Early closing for shopping malls on Sundays, initially a temporary measure put in place during the Covid pandemic, has in many cases become a permanent switch.
Mall operators have cited retailers' desire to save on payroll costs, and also to resolve staffing issues, as the main factor in the earlier closures, from later on in the evening, to 7 p.m. in many cases.
Tallinn's malls led the way but those in other towns, such as the Lõunakeskus in Tartu, have followed suit, AK reported.
Lõunakeskus reduced its opening hours from Sunday, January 7, by two hours, closing at 7 p.m. where it had previously been open until 9 p.m.
Marju Jeedas, Lõunakeskus CEO, told ERR that the cause is primarily the desire to facilitate finding and retaining staff.
Reducing Sunday evening working hours would help here, store owners themselves had told Jeedas, while low customer numbers at this time also influenced the choice.
At the same time, this should not be taken as a sign of falling customer numbers generally, at least in Tartu Lõunakeskus' cases.
Jeedas said customer throughflow had risen by 16 percent in the past year, with 6.2 million visitors in 2023.
The Ülemiste Keskus in Tallinn made the temporary switch to shorter Sunday opening hours back in 2020 with the arrival of Covid and its accompanying restrictions, but in summer of the same year, opted to make the change permanent.
Two other major shopping malls in the capital, the Kristiine Keskus and the Rocca al Mare mall, did the same, also during the pandemic.
Kristjan Maaroos, manager of both malls, told ERR that this had followed analysis of what happened to customer figures when the temporary change had been made.
Maaroos noted that Sunday evenings are in any case very quiet, making it often not cost-effective for retailers to stay open at that time
"On the other hand, as a shopping mall, we want tenant stores to all be open at the same times, so that when a customer comes to the building, they can be sure it will be open - we can't let everyone have to check when they close," Maaroos added.
The Viru Keskus in Tallinn and Kaubamaja in Tartu are also closing earlier on Sundays now, with the exception of supermarkets, which, Maaroos said, work by their own timetable.
"It seems that in Estonia they have so much competition that no one dares to take this step (of shortening opening hours – ed.); they look at the convenience of the customer first," he said.
Maaroos surmised that aside from that, the Viru and Kaubamaja malls switching to shorter Sunday opening hours was likely done for the same reasons as the malls he manages have done.
The 2023 financial reports are still under preparation, Maaroos added, so the direct effects of shorter Sunday opening cannot be clearly stated yet, though he added that the effects of the recession were likely to impact the figures.
"People are perhaps more aware and more selective about what they buy.
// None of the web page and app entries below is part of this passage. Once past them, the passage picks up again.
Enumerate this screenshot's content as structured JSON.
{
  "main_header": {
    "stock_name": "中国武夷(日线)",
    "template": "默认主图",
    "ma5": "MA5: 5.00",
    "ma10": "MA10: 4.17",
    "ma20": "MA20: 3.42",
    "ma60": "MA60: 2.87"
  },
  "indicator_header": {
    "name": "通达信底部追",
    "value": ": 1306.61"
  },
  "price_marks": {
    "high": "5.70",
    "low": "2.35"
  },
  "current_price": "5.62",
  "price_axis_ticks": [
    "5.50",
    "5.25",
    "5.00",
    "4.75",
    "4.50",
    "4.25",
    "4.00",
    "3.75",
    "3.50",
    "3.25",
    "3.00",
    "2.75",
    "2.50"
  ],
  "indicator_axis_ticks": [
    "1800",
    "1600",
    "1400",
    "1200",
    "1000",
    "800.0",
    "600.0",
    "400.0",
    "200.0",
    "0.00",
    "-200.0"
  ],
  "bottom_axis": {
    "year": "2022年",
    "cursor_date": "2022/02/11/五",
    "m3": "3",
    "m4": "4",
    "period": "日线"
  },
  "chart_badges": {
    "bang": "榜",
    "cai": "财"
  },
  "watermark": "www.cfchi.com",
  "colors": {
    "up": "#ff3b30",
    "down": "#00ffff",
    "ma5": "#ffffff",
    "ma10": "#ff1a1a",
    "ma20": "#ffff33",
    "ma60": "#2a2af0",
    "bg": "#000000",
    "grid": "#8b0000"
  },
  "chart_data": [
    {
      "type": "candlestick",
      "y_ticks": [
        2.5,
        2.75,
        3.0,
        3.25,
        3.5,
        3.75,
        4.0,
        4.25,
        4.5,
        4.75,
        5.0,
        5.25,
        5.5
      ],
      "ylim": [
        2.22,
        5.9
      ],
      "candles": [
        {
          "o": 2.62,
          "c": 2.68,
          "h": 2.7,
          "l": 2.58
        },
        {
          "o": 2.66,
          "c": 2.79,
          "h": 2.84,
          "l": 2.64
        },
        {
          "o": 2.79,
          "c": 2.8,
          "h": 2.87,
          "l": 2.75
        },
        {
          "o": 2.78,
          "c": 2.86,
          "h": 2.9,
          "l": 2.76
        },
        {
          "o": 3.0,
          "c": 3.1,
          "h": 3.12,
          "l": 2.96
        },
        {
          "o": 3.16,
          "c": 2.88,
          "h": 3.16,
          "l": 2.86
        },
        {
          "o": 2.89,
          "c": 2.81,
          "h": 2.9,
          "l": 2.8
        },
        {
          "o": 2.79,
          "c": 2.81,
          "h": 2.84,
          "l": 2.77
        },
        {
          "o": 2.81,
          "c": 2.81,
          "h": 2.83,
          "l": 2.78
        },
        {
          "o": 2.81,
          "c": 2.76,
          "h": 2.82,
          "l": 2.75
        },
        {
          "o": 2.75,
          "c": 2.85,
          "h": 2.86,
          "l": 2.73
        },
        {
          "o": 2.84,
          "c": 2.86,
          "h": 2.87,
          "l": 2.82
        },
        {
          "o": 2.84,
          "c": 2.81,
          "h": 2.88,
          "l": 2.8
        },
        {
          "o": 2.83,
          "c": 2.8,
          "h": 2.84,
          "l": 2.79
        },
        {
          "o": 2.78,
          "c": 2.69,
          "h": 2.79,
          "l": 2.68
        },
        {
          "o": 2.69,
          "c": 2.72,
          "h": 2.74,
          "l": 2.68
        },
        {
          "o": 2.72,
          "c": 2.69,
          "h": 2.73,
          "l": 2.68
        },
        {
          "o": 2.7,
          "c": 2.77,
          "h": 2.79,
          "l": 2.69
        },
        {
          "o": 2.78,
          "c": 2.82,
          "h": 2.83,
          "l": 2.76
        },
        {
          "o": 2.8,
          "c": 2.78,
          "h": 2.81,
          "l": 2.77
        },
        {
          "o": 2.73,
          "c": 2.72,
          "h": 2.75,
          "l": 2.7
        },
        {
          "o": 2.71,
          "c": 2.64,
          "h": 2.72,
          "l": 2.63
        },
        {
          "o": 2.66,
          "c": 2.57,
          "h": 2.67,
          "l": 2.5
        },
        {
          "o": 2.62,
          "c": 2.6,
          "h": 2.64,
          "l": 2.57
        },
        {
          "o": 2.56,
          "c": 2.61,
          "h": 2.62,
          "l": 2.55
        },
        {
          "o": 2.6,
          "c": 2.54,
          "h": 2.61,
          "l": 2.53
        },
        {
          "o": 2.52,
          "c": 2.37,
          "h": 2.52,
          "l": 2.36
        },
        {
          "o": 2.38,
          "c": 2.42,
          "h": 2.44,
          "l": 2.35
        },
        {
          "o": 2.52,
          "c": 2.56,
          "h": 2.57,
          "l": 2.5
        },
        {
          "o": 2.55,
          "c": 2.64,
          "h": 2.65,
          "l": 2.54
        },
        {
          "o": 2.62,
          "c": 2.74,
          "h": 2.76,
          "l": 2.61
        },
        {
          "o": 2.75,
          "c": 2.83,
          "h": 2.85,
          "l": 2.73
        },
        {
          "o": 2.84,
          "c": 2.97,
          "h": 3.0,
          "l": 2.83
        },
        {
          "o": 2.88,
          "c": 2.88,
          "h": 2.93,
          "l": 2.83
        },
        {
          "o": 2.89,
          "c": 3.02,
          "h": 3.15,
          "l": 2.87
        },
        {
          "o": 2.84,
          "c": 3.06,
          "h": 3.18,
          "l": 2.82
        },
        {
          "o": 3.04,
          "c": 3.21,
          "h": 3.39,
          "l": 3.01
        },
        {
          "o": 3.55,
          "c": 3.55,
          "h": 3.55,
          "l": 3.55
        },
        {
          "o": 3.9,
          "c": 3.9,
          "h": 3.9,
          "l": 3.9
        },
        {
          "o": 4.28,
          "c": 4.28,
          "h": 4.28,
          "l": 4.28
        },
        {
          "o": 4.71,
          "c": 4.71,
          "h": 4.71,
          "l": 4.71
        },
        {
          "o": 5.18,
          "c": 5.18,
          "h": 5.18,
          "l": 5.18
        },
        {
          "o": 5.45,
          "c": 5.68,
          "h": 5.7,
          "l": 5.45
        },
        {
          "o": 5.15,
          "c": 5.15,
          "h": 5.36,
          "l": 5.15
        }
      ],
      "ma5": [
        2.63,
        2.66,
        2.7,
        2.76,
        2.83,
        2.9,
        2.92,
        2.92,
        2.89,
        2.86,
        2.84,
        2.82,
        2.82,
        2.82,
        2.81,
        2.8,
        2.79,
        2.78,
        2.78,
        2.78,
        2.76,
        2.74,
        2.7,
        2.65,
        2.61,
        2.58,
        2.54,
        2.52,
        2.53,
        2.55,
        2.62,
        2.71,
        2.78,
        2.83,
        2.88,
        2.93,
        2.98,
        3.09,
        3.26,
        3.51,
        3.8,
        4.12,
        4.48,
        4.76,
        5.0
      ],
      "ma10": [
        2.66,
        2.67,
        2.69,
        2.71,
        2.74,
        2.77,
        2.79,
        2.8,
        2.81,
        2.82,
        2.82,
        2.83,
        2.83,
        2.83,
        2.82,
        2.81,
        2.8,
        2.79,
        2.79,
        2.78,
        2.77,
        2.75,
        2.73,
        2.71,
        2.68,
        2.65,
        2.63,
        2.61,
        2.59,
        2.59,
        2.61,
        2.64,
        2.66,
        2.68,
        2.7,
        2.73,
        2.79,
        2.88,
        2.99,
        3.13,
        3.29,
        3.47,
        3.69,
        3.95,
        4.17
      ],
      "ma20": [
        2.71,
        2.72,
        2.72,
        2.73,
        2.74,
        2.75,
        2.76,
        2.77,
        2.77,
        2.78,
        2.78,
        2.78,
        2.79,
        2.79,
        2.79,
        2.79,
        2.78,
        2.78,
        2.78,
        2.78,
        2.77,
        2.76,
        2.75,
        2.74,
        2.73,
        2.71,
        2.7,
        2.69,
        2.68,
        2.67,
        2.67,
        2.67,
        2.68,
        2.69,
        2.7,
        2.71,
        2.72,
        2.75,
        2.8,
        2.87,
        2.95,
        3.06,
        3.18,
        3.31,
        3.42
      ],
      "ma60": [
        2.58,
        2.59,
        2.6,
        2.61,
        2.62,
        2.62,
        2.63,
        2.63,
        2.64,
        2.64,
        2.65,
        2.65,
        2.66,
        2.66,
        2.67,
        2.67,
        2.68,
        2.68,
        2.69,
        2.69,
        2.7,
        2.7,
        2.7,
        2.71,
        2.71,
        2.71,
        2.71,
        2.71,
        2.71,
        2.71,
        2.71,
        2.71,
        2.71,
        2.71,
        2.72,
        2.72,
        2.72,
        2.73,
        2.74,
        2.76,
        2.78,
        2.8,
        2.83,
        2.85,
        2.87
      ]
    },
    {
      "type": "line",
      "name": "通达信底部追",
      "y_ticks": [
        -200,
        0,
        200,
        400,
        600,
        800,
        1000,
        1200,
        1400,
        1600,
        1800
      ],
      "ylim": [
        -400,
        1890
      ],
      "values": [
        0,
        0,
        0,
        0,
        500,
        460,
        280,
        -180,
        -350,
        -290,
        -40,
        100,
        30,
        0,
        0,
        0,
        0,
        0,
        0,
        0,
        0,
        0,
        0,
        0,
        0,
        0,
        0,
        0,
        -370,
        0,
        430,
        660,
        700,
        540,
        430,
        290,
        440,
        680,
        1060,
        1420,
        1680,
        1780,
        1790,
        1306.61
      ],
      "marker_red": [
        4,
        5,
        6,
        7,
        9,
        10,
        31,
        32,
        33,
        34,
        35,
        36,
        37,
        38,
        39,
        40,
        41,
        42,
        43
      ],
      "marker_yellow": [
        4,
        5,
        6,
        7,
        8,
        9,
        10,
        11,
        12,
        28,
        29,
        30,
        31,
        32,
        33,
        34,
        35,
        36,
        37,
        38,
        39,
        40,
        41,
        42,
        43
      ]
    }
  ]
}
There is less impulse buying going on," he said.
No further changes in the opening hours of the two malls he manages are currently planned, Maaroos went on.
Editor: Andrew Whyte